Broad was a bowler tipped for big things from a young age. He impressed at Leicestershire, particularly as a one-day bowler where he profited from a line and length that is best suited to English conditions. I remember one outing at Derbyshire in a Twenty20 match where he relentlessly assaulted a good length and off-stump line to claim 3-13. You could see what all the fuss was about. But Broad, still only 26, seems to have forgotten the methods that earned him an England call in the first place, and it is to no one’s benefit.
Of course, bowlers must develop an extra string to their bowling when bursting onto the international scene. Batsmen are too good to be outfoxed by gentle medium pace every ball, but in striving for that extra something, Broad has erred too far in the opposite direction. If he would have his way, the laws of cricket would allow six bouncers per over, not the customary two.
You would think, presented with a pitch as mundane and lifeless as beans on toast, Broad might have wised up a little. After all, Brendon McCullum demonstrated in the one-day leg of the tour that bowling short was a tactic best saved for the indoor nets. But the persistence of England’s second most senior bowler to test the eyesight of Hamish Rutherford and friends landed him in more trouble than it ensued. All of England’s bowlers were guilty of this, sure, but Broad has been doing it for far too long.
It might not be his ability I’m berating here, but intelligence plays a role for a bowler often drastically understated. Not only is Broad a front line bowler for England, he is also our Twenty20 captain. He hasn’t exactly embraced that job with the greatest level of understanding either.
Given some of his past performances in whites, it’s a mystery as to why he’s such an enigma. Cast your mind back and remember what he is capable of: The Oval against Australia, Nottingham against the Indians, Lord’s against West Indies. On all these occasions he’s pitched the ball up and been rewarded with a hatful of wickets. Where is that now?
All the best bowlers know what length to bowl without even bowling a ball. Broad, on the other hand, tends to take a couple of series before he works out what he should be doing.
It is a disappointing turn of events for a man who has come full circle. It was on this tour five years ago that the boy became a man. As England opened their eyes to the necessity of relinquishing Matthew Hoggard and Stephen Harmison after a hiding in Hamilton, it was Broad and James Anderson who were summoned to pick up the pieces. Their selection enabled England to turn the series around and claim a 2-1 victory.

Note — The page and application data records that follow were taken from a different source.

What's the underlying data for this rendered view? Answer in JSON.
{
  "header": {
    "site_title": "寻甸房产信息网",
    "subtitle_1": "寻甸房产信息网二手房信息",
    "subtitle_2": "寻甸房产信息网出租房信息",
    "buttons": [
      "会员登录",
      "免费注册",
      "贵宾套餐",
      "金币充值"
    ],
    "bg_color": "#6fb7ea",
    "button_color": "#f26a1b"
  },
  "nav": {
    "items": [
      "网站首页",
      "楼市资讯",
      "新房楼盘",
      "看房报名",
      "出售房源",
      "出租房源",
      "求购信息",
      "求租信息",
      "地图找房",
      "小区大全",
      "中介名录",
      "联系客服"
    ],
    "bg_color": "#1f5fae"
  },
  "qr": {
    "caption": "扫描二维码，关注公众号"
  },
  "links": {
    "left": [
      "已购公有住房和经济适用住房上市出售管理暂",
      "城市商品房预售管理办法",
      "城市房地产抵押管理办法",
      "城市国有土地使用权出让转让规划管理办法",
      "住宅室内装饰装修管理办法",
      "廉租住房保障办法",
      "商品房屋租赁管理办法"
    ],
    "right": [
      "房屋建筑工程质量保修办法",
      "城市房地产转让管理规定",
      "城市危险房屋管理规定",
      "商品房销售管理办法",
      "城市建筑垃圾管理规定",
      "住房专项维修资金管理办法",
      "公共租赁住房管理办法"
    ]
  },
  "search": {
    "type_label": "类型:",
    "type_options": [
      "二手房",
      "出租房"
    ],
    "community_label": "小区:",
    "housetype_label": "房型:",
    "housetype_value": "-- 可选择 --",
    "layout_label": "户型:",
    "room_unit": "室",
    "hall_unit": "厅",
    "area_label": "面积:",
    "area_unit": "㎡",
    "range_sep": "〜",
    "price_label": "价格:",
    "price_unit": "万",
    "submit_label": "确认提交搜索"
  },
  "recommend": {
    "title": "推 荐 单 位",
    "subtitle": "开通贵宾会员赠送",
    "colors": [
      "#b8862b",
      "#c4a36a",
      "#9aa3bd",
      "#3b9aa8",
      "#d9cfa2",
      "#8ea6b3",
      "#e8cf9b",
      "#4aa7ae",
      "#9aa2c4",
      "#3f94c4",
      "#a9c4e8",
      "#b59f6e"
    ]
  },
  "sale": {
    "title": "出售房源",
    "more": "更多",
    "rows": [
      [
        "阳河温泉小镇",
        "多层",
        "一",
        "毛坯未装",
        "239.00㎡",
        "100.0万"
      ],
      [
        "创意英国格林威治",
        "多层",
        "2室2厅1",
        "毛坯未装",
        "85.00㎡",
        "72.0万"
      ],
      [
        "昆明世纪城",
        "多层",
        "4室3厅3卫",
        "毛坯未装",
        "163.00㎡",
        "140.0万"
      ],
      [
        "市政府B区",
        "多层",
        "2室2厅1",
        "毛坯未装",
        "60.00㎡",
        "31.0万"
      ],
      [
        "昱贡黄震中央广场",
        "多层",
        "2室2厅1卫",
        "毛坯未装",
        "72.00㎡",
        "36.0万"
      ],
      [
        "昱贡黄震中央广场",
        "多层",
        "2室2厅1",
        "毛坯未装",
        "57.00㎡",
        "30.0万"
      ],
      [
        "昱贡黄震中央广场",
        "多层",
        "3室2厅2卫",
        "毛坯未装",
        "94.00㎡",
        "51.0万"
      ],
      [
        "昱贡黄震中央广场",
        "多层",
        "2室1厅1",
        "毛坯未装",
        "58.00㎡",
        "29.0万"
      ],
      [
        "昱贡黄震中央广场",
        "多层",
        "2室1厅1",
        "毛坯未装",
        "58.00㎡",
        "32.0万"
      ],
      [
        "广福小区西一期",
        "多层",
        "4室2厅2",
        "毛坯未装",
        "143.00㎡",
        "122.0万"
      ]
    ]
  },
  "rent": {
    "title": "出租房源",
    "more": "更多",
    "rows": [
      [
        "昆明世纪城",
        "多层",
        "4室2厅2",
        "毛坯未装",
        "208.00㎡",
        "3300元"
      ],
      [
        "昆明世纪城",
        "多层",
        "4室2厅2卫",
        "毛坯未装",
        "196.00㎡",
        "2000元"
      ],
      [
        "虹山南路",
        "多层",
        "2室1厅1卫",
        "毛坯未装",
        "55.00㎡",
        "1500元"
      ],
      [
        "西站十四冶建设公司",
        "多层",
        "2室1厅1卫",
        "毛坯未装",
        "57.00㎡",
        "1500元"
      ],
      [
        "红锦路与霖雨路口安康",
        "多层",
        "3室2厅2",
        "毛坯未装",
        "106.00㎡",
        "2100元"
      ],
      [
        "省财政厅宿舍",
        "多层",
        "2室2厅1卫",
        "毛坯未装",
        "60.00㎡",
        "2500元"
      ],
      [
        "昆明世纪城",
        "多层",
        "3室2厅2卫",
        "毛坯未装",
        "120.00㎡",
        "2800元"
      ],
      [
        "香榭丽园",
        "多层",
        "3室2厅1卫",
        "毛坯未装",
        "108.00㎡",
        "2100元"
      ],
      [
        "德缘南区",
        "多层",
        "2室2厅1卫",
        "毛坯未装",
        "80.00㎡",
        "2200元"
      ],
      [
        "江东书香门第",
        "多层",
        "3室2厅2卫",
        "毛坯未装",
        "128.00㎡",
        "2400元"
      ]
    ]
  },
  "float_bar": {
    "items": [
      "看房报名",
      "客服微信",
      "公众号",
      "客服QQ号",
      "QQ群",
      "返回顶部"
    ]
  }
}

It seems now, however, that Broad is in Hoggard and Harmison’s shoes. With Stuart Meaker, Jade Dernbach, Graham Onions and Chris Woakes all striving for selection, is it time England disposed of a stale Broad?